## Exercise goal:
Of the lines in the data below, count the ones holding the string "cute", and answer with that number only.

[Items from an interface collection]
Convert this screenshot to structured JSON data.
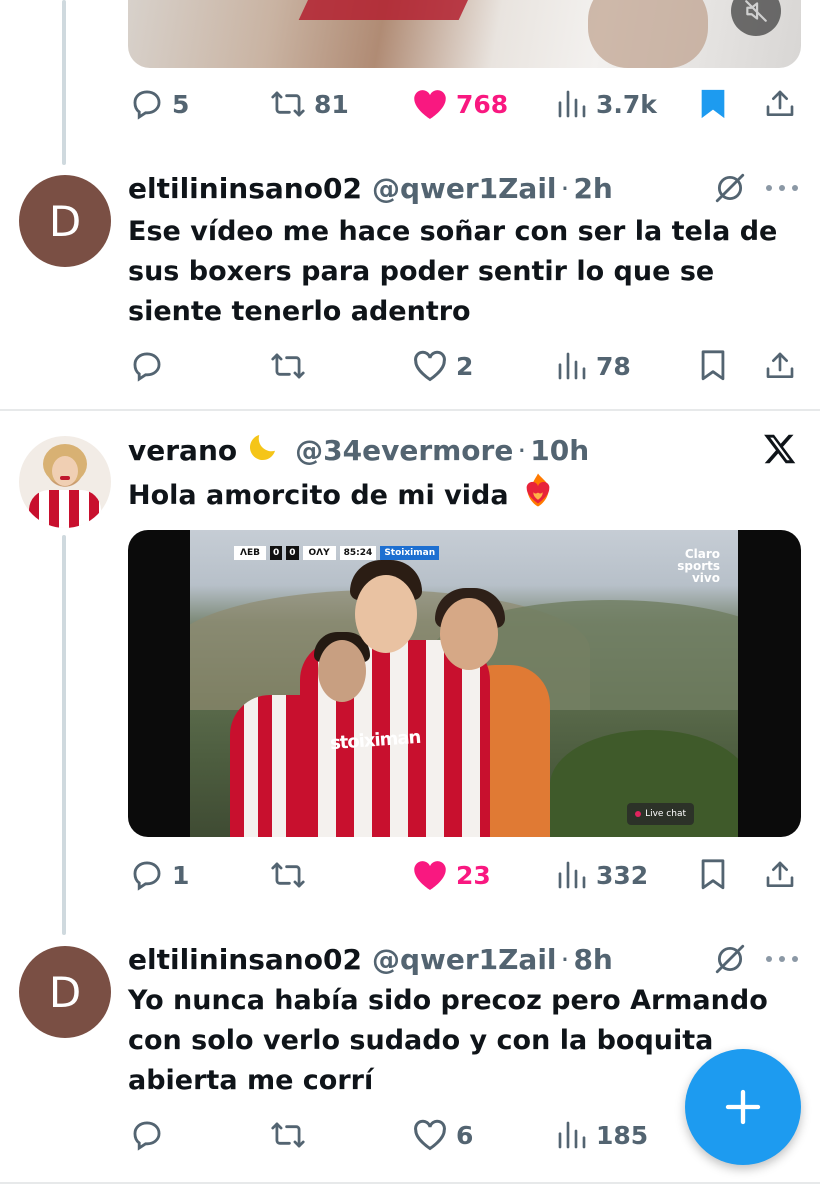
{
  "tweets": [
    {
      "id": "top",
      "stats": {
        "replies": "5",
        "retweets": "81",
        "likes": "768",
        "views": "3.7k"
      },
      "liked": true,
      "bookmarked": true
    },
    {
      "id": "reply1",
      "avatar_letter": "D",
      "name": "eltilininsano02",
      "handle": "@qwer1Zail",
      "separator": "·",
      "time": "2h",
      "text": "Ese vídeo me hace soñar con ser la tela de sus boxers para poder sentir lo que se siente tenerlo adentro",
      "stats": {
        "replies": "",
        "retweets": "",
        "likes": "2",
        "views": "78"
      }
    },
    {
      "id": "quote",
      "name": "verano",
      "handle": "@34evermore",
      "separator": "·",
      "time": "10h",
      "text": "Hola amorcito de mi vida",
      "emoji": "❤️‍🔥",
      "video": {
        "scorebug": {
          "home": "ΛΕΒ",
          "score_home": "0",
          "score_away": "0",
          "away": "ΟΛΥ",
          "clock": "85:24",
          "sponsor": "Stoiximan"
        },
        "broadcaster": "Claro sports vivo",
        "shirt_sponsor": "stoiximan",
        "live_chat": "Live chat"
      },
      "stats": {
        "replies": "1",
        "retweets": "",
        "likes": "23",
        "views": "332"
      },
      "liked": true
    },
    {
      "id": "reply2",
      "avatar_letter": "D",
      "name": "eltilininsano02",
      "handle": "@qwer1Zail",
      "separator": "·",
      "time": "8h",
      "text": "Yo nunca había sido precoz pero Armando con solo verlo sudado y con la boquita abierta me corrí",
      "stats": {
        "replies": "",
        "retweets": "",
        "likes": "6",
        "views": "185"
      }
    }
  ],
  "colors": {
    "like_pink": "#f91880",
    "accent_blue": "#1d9bf0",
    "muted_gray": "#536471",
    "avatar_brown": "#7a4f44"
  },
  "icons": [
    "reply-icon",
    "retweet-icon",
    "like-icon",
    "views-icon",
    "bookmark-icon",
    "share-icon",
    "grok-icon",
    "more-icon",
    "x-logo-icon",
    "mute-icon",
    "compose-plus-icon"
  ]
}
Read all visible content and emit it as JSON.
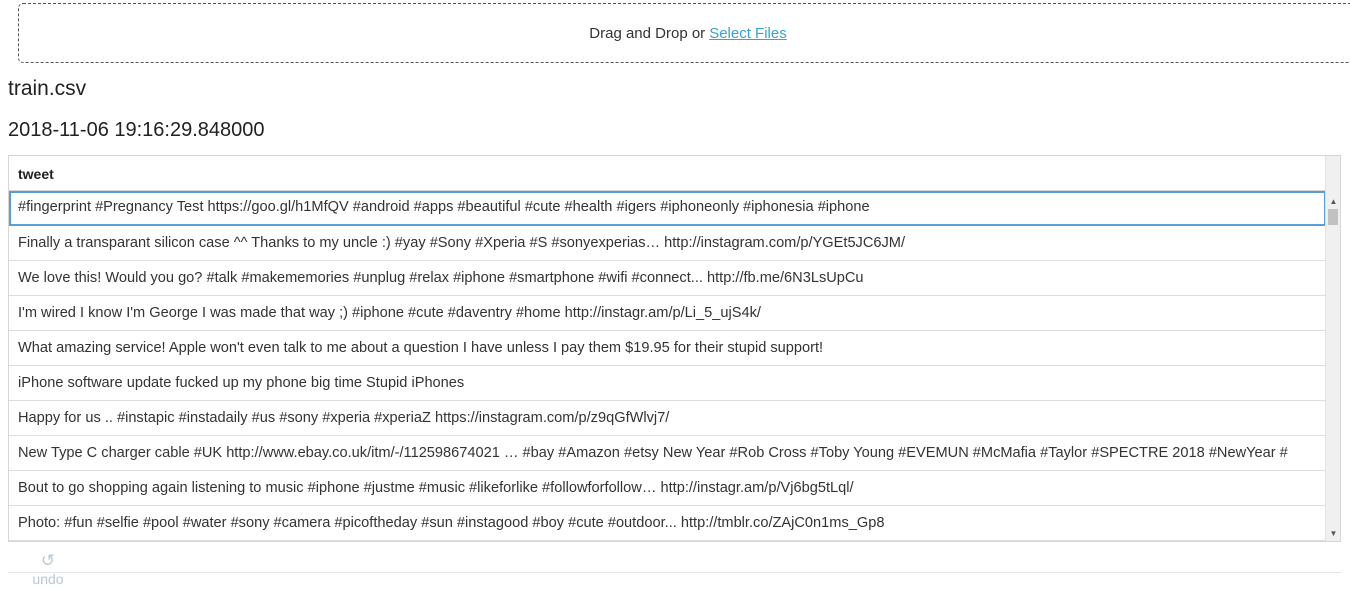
{
  "upload": {
    "prompt": "Drag and Drop or",
    "select_link": "Select Files"
  },
  "file": {
    "name": "train.csv",
    "timestamp": "2018-11-06 19:16:29.848000"
  },
  "table": {
    "column": "tweet",
    "rows": [
      "#fingerprint #Pregnancy Test https://goo.gl/h1MfQV #android #apps #beautiful #cute #health #igers #iphoneonly #iphonesia #iphone",
      "Finally a transparant silicon case ^^ Thanks to my uncle :) #yay #Sony #Xperia #S #sonyexperias… http://instagram.com/p/YGEt5JC6JM/",
      "We love this! Would you go? #talk #makememories #unplug #relax #iphone #smartphone #wifi #connect... http://fb.me/6N3LsUpCu",
      "I'm wired I know I'm George I was made that way ;) #iphone #cute #daventry #home http://instagr.am/p/Li_5_ujS4k/",
      "What amazing service! Apple won't even talk to me about a question I have unless I pay them $19.95 for their stupid support!",
      "iPhone software update fucked up my phone big time Stupid iPhones",
      "Happy for us .. #instapic #instadaily #us #sony #xperia #xperiaZ https://instagram.com/p/z9qGfWlvj7/",
      "New Type C charger cable #UK http://www.ebay.co.uk/itm/-/112598674021 … #bay #Amazon #etsy New Year #Rob Cross #Toby Young #EVEMUN #McMafia #Taylor #SPECTRE 2018 #NewYear #",
      "Bout to go shopping again listening to music #iphone #justme #music #likeforlike #followforfollow… http://instagr.am/p/Vj6bg5tLql/",
      "Photo: #fun #selfie #pool #water #sony #camera #picoftheday #sun #instagood #boy #cute #outdoor... http://tmblr.co/ZAjC0n1ms_Gp8"
    ],
    "active_row": 0
  },
  "actions": {
    "undo_label": "undo",
    "undo_icon": "↺"
  },
  "colors": {
    "link": "#35a3d3",
    "active_outline": "#5c9dd6",
    "undo": "#b7c9d6"
  },
  "icons": {
    "undo": "undo-icon",
    "scroll_up": "scroll-up-arrow-icon",
    "scroll_down": "scroll-down-arrow-icon"
  }
}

## Result of this exercise:
3